Dave began his last sign-off by addressing the massive outpouring of support
from fans and former guests, saying, “The last six weeks it’s been crazy. People have been saying lovely thing about us, and it’s really been over the top. And I can’t tell you how flattering, embarrassing and gratifying it has all been.”
“I have two things to say about all this,” Dave continued. “We have done over 6,000 shows… and I can tell you, a pretty high percentage of those shows absolutely sucked. And, also, in light of all of this praise, merited or not, do me a favor – save a little for my funeral.”
Letterman went on to share a story about the history of The Late Show studio, the legendary Ed Sullivan Theater, and the CBS execs who made the show possible – including CBS president Les Mooves, who Dave thanked for the years of support.
While David didn’t cry, or even get too choked up, it was clear that the gravity of the evening began to settle as he thanked his dedicated crew.
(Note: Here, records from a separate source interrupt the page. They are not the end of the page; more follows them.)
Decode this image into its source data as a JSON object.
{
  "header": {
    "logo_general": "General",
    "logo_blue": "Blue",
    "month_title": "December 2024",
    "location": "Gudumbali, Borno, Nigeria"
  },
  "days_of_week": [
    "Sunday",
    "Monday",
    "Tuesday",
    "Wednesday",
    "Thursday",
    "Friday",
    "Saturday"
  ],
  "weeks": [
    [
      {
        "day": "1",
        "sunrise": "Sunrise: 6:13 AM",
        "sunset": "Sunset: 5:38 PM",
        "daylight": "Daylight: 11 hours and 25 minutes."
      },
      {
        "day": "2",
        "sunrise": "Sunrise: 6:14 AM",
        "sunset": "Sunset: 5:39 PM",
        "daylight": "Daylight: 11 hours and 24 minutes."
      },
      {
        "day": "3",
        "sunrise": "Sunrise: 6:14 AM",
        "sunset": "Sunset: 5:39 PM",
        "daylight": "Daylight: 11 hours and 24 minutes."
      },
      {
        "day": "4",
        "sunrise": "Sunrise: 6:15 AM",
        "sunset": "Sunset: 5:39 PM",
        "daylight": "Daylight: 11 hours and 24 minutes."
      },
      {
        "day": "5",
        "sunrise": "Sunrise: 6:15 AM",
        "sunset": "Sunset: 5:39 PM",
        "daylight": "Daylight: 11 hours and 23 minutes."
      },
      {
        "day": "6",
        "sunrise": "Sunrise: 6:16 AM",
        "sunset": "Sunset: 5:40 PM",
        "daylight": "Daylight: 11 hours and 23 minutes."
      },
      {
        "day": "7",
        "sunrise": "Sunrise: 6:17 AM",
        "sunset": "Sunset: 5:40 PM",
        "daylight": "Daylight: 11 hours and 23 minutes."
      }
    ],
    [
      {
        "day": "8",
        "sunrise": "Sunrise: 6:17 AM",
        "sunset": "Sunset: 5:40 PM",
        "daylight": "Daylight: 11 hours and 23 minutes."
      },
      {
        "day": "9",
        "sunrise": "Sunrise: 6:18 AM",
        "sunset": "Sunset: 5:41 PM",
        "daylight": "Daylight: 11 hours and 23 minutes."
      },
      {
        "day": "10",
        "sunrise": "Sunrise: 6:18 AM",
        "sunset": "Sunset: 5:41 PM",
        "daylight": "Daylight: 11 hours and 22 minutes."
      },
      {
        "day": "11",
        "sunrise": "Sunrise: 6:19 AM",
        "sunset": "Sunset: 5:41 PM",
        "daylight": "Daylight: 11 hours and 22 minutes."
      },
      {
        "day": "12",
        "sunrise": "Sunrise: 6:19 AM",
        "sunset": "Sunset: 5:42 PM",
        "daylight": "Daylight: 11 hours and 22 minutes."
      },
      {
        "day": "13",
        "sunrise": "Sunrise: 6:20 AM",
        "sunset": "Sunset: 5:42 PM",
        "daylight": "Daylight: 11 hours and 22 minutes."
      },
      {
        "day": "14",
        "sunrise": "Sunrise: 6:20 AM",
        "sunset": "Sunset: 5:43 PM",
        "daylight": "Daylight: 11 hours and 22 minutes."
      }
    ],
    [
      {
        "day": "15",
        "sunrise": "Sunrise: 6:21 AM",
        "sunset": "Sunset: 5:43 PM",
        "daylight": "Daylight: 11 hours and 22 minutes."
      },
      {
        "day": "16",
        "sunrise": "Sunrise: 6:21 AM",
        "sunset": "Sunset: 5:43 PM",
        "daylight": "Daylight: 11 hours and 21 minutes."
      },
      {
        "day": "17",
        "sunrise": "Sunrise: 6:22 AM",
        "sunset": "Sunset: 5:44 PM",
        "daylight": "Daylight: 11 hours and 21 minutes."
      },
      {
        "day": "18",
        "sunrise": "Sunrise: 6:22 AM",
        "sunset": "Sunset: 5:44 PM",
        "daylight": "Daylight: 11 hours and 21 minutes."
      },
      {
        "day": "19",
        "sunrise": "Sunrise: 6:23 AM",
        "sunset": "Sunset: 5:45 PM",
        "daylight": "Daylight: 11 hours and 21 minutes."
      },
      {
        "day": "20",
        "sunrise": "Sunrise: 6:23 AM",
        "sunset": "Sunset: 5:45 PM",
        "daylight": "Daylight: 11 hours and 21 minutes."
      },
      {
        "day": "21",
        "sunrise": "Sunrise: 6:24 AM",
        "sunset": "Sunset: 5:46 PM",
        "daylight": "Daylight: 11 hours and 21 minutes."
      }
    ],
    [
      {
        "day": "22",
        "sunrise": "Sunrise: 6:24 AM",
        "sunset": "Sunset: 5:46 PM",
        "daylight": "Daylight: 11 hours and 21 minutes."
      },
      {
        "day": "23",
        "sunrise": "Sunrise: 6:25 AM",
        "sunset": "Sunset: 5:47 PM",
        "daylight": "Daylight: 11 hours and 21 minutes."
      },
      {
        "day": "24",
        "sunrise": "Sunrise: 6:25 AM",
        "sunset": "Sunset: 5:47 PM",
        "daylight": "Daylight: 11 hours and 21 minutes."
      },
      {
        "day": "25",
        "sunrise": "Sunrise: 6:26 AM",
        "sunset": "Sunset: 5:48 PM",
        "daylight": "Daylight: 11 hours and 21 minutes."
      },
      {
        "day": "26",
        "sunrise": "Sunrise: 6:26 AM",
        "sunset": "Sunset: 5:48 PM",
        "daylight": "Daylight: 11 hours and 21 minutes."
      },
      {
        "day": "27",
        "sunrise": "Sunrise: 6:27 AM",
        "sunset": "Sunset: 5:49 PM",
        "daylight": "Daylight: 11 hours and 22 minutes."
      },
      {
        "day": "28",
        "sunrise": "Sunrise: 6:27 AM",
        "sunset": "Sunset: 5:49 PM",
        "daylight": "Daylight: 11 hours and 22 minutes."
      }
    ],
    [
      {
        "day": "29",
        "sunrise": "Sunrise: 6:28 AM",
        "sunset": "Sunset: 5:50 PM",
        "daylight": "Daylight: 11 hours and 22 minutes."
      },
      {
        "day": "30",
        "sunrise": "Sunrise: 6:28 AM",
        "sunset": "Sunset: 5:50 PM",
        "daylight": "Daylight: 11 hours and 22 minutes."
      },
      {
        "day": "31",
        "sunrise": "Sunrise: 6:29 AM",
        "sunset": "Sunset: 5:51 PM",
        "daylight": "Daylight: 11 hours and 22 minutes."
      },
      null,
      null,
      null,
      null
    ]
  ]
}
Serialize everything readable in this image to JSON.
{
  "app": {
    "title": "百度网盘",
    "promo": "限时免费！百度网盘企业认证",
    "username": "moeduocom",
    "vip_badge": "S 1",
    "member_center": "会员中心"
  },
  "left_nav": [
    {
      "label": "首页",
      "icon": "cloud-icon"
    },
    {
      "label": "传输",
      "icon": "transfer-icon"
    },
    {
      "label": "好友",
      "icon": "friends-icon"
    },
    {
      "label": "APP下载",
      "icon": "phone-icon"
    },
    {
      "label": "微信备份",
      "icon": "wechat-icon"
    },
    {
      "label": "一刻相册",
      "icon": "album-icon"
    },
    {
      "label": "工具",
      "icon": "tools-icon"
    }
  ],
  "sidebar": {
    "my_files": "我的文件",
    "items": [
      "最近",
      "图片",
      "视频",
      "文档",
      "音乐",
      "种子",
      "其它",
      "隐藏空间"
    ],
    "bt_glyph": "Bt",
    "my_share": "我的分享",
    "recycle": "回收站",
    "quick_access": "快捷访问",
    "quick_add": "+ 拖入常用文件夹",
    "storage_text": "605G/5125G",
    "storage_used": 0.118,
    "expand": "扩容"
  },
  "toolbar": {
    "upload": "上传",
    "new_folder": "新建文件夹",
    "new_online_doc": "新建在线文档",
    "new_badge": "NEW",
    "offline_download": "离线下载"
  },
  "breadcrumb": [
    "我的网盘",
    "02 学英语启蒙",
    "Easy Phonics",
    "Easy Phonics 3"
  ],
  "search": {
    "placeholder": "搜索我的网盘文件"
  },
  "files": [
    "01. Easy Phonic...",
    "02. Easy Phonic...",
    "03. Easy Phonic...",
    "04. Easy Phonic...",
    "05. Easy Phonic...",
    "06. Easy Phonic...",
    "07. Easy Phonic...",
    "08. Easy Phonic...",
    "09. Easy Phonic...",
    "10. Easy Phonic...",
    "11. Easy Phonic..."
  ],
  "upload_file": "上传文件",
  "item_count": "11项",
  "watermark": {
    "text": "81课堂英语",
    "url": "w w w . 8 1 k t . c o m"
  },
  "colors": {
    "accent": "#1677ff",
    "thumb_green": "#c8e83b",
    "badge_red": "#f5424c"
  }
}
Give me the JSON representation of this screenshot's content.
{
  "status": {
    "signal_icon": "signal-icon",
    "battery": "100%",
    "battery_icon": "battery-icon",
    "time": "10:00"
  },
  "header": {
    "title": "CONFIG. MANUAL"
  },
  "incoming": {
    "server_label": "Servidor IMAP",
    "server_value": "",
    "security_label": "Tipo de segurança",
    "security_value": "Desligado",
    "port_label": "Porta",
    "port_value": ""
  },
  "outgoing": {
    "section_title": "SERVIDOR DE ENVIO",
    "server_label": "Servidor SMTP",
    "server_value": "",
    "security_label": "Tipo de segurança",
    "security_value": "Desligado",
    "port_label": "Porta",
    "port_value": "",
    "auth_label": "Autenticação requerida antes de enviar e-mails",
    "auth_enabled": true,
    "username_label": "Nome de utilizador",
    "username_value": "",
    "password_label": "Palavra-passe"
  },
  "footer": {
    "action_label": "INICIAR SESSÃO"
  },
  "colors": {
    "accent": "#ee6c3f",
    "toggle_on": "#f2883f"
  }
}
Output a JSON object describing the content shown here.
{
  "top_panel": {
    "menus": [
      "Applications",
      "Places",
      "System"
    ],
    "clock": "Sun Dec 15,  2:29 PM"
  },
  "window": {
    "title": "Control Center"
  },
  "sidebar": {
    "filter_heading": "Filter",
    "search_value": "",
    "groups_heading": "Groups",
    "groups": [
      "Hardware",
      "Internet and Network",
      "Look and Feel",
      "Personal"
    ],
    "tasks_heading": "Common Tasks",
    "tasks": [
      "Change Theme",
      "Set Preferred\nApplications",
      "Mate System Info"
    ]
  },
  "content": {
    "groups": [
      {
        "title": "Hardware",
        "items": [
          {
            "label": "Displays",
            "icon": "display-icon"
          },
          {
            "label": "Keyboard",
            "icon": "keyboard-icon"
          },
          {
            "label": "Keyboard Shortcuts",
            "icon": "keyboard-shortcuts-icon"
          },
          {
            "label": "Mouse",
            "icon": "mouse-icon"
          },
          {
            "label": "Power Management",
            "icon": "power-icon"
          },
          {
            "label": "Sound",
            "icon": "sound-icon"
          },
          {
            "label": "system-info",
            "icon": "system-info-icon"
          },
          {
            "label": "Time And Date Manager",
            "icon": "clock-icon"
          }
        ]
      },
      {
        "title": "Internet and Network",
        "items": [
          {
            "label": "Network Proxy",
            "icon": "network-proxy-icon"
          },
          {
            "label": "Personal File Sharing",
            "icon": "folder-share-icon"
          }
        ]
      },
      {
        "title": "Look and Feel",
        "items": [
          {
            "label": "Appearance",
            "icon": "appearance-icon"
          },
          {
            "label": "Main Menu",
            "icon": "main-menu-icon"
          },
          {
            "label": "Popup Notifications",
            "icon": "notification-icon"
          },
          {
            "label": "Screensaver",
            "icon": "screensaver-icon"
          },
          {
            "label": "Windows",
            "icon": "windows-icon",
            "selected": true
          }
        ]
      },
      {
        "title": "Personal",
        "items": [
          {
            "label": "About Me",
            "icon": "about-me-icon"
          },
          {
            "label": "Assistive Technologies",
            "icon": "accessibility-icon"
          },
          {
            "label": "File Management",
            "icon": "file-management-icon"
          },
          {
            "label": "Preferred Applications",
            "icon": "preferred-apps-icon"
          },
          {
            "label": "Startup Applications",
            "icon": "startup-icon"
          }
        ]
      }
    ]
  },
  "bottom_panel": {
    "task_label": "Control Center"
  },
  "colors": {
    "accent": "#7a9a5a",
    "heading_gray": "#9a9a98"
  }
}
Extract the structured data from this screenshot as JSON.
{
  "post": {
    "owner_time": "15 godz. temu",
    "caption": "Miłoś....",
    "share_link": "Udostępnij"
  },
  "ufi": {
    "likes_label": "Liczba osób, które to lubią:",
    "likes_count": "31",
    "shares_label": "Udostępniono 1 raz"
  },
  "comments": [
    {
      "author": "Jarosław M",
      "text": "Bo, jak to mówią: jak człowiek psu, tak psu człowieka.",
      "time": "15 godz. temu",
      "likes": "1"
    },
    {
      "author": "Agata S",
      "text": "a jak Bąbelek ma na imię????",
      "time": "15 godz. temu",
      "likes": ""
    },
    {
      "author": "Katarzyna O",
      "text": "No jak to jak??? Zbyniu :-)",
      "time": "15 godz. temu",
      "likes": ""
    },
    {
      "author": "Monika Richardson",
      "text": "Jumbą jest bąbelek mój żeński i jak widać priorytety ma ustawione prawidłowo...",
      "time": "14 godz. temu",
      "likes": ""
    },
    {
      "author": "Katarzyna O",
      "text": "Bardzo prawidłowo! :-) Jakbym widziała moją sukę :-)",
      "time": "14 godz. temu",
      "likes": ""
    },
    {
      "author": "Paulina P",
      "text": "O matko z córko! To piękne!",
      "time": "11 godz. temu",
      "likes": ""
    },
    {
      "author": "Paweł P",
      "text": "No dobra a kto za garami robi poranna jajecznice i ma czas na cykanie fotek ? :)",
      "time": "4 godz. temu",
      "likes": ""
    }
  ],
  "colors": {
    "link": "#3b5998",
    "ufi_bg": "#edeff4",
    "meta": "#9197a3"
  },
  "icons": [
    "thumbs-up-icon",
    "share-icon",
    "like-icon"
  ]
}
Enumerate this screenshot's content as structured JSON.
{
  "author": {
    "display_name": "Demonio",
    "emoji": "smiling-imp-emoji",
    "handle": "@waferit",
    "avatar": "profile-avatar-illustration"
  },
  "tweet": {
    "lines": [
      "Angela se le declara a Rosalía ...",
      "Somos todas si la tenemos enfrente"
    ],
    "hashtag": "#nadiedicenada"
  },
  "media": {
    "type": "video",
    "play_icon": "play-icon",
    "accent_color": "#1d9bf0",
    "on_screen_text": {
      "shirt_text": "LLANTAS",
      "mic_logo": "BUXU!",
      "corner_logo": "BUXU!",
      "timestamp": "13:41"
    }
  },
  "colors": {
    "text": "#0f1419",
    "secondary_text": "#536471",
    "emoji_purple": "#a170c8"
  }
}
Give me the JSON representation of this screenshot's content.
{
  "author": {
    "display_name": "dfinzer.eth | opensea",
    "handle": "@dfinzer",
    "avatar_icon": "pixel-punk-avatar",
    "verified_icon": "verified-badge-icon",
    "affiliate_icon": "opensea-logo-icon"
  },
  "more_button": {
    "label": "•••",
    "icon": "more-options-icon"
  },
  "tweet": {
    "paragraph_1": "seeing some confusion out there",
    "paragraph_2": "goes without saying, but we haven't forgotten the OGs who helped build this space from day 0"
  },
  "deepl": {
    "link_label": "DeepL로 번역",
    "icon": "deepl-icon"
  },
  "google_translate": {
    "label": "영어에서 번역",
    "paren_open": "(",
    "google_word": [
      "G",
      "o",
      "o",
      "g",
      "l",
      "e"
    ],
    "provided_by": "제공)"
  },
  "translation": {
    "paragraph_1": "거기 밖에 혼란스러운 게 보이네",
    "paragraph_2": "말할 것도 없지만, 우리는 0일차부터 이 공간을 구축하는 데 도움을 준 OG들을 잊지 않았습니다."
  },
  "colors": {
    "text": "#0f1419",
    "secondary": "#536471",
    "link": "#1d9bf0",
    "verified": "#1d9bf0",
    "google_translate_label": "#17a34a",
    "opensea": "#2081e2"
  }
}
From his producers, to the writers, and then the iconic Late Show band.
Dave took special time to thank his long-time band leader Paul Shaffer
, calling Paul “my good, good friend, as good a friend as you can have on television and as good a friend as you can have in life, [and] absolutely a musical genius.”
David also thanked his wife Regina and his 11-year-old son Harry, who were sitting in the audience.
“I want to thank my family: my wife, Regina and my son Harry. Thank you. Just seriously, thank you for being my family,” Dave said, smiling. “I love you both and really nothing else matters, does it?”
David also took the time to thank his devoted fans
, who have watched him night after night for more than three decades.
“I want to thank the folks at home. You know, people come up to me all the time and say, ‘I have been watching you since that morning show!’ And I always say, ‘Have you ever thought about a complete psychological work-up?’ To the people who watch this show, there is nothing I can ever do to repay you. Thank you for everything, you’ve given me everything, and thank you again.”
To introduce the Foo Fighters, Dave shared a story about the time he wanted to book the band to play his first show back, after having to step away from The Late Show desk to have emergency heart surgery.
One Foo Fighters song in particular had given Dave a lot of comfort during his time in recovery, and he wanted to have the band play that song to commemorate his return. The only problem was, the Foo Fighters were on tour in South America at the time.
But, just for Dave, the cancelled their tour to play The Late Show. “Happily, ever since, we’ve been joined at the hip. God bless you gentlemen,” Dave said, waving to the band. “Thank you very much.”
“Alright. That’s pretty much all I got,” Dave said, stoically. “The only thing I have left to do, for the last time on a television program: thank you, and good night.”